We’re all used to touch pads on our laptops, and to touch screens. It’s an expectation now that a new device with a screen will be touch-enabled.
For very large surfaces though, touch is still something of an expensive luxury. If you’re a hardware hacker, unless you are lucky enough to score an exceptional cast-off, the occasional glimpse of a Microsoft PixelSense or an interactive whiteboard in a well-equipped educational establishment will be the best you’re likely to get.
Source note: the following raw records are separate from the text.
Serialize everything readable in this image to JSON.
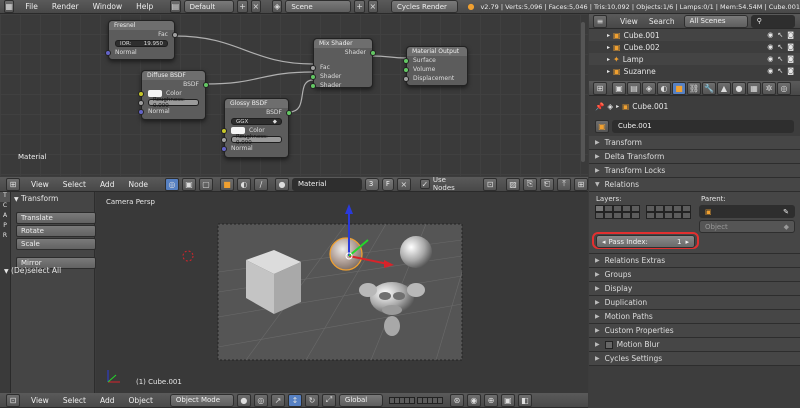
{
  "info_header": {
    "menus": [
      "File",
      "Render",
      "Window",
      "Help"
    ],
    "layout": "Default",
    "scene": "Scene",
    "engine": "Cycles Render",
    "stats": "v2.79 | Verts:5,096 | Faces:5,046 | Tris:10,092 | Objects:1/6 | Lamps:0/1 | Mem:54.54M | Cube.001"
  },
  "node_editor": {
    "label": "Material",
    "nodes": {
      "fresnel": {
        "title": "Fresnel",
        "out": "Fac",
        "ior_label": "IOR:",
        "ior_value": "19.950",
        "normal": "Normal"
      },
      "diffuse": {
        "title": "Diffuse BSDF",
        "out": "BSDF",
        "color": "Color",
        "roughness": "Roughness: 0.000",
        "normal": "Normal"
      },
      "glossy": {
        "title": "Glossy BSDF",
        "out": "BSDF",
        "dist": "GGX",
        "color": "Color",
        "roughness": "Roughness: 0.000",
        "normal": "Normal"
      },
      "mix": {
        "title": "Mix Shader",
        "out": "Shader",
        "fac": "Fac",
        "shader1": "Shader",
        "shader2": "Shader"
      },
      "output": {
        "title": "Material Output",
        "surface": "Surface",
        "volume": "Volume",
        "displacement": "Displacement"
      }
    },
    "header": {
      "menus": [
        "View",
        "Select",
        "Add",
        "Node"
      ],
      "material": "Material",
      "users": "3",
      "fake": "F",
      "use_nodes": "Use Nodes"
    }
  },
  "tool_shelf": {
    "tabs": [
      "T",
      "C",
      "A",
      "P",
      "R"
    ],
    "section": "Transform",
    "buttons": [
      "Translate",
      "Rotate",
      "Scale"
    ],
    "mirror": "Mirror",
    "deselect": "(De)select All"
  },
  "viewport": {
    "label": "Camera Persp",
    "object": "(1) Cube.001",
    "header": {
      "menus": [
        "View",
        "Select",
        "Add",
        "Object"
      ],
      "mode": "Object Mode",
      "orientation": "Global"
    }
  },
  "outliner": {
    "menus": [
      "View",
      "Search"
    ],
    "filter": "All Scenes",
    "items": [
      "Cube.001",
      "Cube.002",
      "Lamp",
      "Suzanne"
    ]
  },
  "properties": {
    "breadcrumb": "Cube.001",
    "object_name": "Cube.001",
    "panels_top": [
      "Transform",
      "Delta Transform",
      "Transform Locks"
    ],
    "relations": {
      "title": "Relations",
      "layers": "Layers:",
      "parent": "Parent:",
      "parent_type": "Object",
      "pass_index_label": "Pass Index:",
      "pass_index_value": "1"
    },
    "panels_bottom": [
      "Relations Extras",
      "Groups",
      "Display",
      "Duplication",
      "Motion Paths",
      "Custom Properties",
      "Motion Blur",
      "Cycles Settings"
    ]
  },
  "colors": {
    "highlight": "#e23030",
    "selected": "#5680c2",
    "orange": "#f0a030"
  }
}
[Adellar Irankunda] may have the answer for your large touch board needs if you aren’t well-heeled, he’s made one using the interesting approach of surrounding the touch area with an array of infra-red LEDs and photo transistors. By studying the illumination of the phototransistors by different LEDs in the array, he can calculate the position of anything such as a pointing finger that enters the space. It’s an old technique that you might have found on some of the earlier touch screen CRT monitors.
His hardware is built on twelve breadboards mounted in a square, upon which sit 144 LED/phototransistor pairs managed through a pile of 4051 CMOS multiplexers by a brace of Arduino Nanos. If you fancy one yourself he’s provided all the code, though the complex array of breadboards to assemble are probably not for the faint-hearted. You can see it in action in a video we’ve posted below the break.
This is a credible effort for a large pointing device, but it’s fair to say that the technology has moved on. We’ve previously shown you a look at multi-touch tables using an infra-red webcam, and if you want a really fancy one how about this Kinect-driven 3D display?